■ What you are asked to do
Take the data below and repeat it exactly.
**** Record set
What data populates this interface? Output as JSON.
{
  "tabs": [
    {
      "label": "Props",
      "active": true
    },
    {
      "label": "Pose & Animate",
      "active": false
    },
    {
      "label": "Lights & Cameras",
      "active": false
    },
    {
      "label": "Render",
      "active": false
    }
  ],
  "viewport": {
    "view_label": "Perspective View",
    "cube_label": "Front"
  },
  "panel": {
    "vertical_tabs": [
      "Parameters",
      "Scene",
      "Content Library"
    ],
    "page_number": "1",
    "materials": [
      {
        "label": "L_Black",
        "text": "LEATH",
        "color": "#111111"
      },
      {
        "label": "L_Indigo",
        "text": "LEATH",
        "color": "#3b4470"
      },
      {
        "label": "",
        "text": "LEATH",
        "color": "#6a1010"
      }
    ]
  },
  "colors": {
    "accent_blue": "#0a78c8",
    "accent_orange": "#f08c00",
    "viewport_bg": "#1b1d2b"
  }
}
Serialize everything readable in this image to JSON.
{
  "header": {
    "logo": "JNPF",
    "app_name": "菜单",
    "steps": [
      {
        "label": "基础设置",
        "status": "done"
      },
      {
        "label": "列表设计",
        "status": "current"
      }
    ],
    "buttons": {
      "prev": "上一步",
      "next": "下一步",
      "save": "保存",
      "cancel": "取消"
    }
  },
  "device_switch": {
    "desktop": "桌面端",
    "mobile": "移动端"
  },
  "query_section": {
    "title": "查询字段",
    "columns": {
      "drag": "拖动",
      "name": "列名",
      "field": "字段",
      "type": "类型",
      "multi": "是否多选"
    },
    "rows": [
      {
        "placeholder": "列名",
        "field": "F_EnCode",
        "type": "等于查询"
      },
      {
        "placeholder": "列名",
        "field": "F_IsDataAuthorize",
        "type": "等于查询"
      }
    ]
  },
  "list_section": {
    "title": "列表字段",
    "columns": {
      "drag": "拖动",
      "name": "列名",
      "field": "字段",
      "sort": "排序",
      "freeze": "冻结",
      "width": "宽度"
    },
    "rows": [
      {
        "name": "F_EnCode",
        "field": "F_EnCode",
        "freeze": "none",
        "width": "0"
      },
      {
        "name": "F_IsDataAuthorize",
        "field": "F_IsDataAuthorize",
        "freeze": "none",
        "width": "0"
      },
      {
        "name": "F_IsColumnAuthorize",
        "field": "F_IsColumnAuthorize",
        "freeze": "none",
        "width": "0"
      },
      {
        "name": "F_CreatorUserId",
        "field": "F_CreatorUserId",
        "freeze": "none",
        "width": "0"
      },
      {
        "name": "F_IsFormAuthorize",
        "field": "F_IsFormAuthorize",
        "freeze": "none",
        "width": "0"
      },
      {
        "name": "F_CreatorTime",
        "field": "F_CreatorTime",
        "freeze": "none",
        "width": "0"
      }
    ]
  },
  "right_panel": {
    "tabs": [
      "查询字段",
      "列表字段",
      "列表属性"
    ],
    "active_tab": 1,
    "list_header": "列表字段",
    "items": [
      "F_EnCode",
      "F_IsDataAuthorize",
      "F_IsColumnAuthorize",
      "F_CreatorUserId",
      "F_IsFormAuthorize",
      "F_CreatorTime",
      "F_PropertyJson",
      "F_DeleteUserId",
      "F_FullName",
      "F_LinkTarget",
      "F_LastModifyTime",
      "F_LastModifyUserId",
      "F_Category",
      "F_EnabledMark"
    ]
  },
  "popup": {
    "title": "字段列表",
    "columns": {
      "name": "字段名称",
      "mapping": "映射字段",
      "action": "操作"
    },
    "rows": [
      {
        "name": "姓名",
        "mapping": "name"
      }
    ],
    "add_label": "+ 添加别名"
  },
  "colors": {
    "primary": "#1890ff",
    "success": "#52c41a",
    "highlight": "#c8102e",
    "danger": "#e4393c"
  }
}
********
■ Task result
What data populates this interface? Output as JSON.
{
  "tabs": [
    {
      "label": "Props",
      "active": true
    },
    {
      "label": "Pose & Animate",
      "active": false
    },
    {
      "label": "Lights & Cameras",
      "active": false
    },
    {
      "label": "Render",
      "active": false
    }
  ],
  "viewport": {
    "view_label": "Perspective View",
    "cube_label": "Front"
  },
  "panel": {
    "vertical_tabs": [
      "Parameters",
      "Scene",
      "Content Library"
    ],
    "page_number": "1",
    "materials": [
      {
        "label": "L_Black",
        "text": "LEATH",
        "color": "#111111"
      },
      {
        "label": "L_Indigo",
        "text": "LEATH",
        "color": "#3b4470"
      },
      {
        "label": "",
        "text": "LEATH",
        "color": "#6a1010"
      }
    ]
  },
  "colors": {
    "accent_blue": "#0a78c8",
    "accent_orange": "#f08c00",
    "viewport_bg": "#1b1d2b"
  }
}
Serialize everything readable in this image to JSON.
{
  "header": {
    "logo": "JNPF",
    "app_name": "菜单",
    "steps": [
      {
        "label": "基础设置",
        "status": "done"
      },
      {
        "label": "列表设计",
        "status": "current"
      }
    ],
    "buttons": {
      "prev": "上一步",
      "next": "下一步",
      "save": "保存",
      "cancel": "取消"
    }
  },
  "device_switch": {
    "desktop": "桌面端",
    "mobile": "移动端"
  },
  "query_section": {
    "title": "查询字段",
    "columns": {
      "drag": "拖动",
      "name": "列名",
      "field": "字段",
      "type": "类型",
      "multi": "是否多选"
    },
    "rows": [
      {
        "placeholder": "列名",
        "field": "F_EnCode",
        "type": "等于查询"
      },
      {
        "placeholder": "列名",
        "field": "F_IsDataAuthorize",
        "type": "等于查询"
      }
    ]
  },
  "list_section": {
    "title": "列表字段",
    "columns": {
      "drag": "拖动",
      "name": "列名",
      "field": "字段",
      "sort": "排序",
      "freeze": "冻结",
      "width": "宽度"
    },
    "rows": [
      {
        "name": "F_EnCode",
        "field": "F_EnCode",
        "freeze": "none",
        "width": "0"
      },
      {
        "name": "F_IsDataAuthorize",
        "field": "F_IsDataAuthorize",
        "freeze": "none",
        "width": "0"
      },
      {
        "name": "F_IsColumnAuthorize",
        "field": "F_IsColumnAuthorize",
        "freeze": "none",
        "width": "0"
      },
      {
        "name": "F_CreatorUserId",
        "field": "F_CreatorUserId",
        "freeze": "none",
        "width": "0"
      },
      {
        "name": "F_IsFormAuthorize",
        "field": "F_IsFormAuthorize",
        "freeze": "none",
        "width": "0"
      },
      {
        "name": "F_CreatorTime",
        "field": "F_CreatorTime",
        "freeze": "none",
        "width": "0"
      }
    ]
  },
  "right_panel": {
    "tabs": [
      "查询字段",
      "列表字段",
      "列表属性"
    ],
    "active_tab": 1,
    "list_header": "列表字段",
    "items": [
      "F_EnCode",
      "F_IsDataAuthorize",
      "F_IsColumnAuthorize",
      "F_CreatorUserId",
      "F_IsFormAuthorize",
      "F_CreatorTime",
      "F_PropertyJson",
      "F_DeleteUserId",
      "F_FullName",
      "F_LinkTarget",
      "F_LastModifyTime",
      "F_LastModifyUserId",
      "F_Category",
      "F_EnabledMark"
    ]
  },
  "popup": {
    "title": "字段列表",
    "columns": {
      "name": "字段名称",
      "mapping": "映射字段",
      "action": "操作"
    },
    "rows": [
      {
        "name": "姓名",
        "mapping": "name"
      }
    ],
    "add_label": "+ 添加别名"
  },
  "colors": {
    "primary": "#1890ff",
    "success": "#52c41a",
    "highlight": "#c8102e",
    "danger": "#e4393c"
  }
}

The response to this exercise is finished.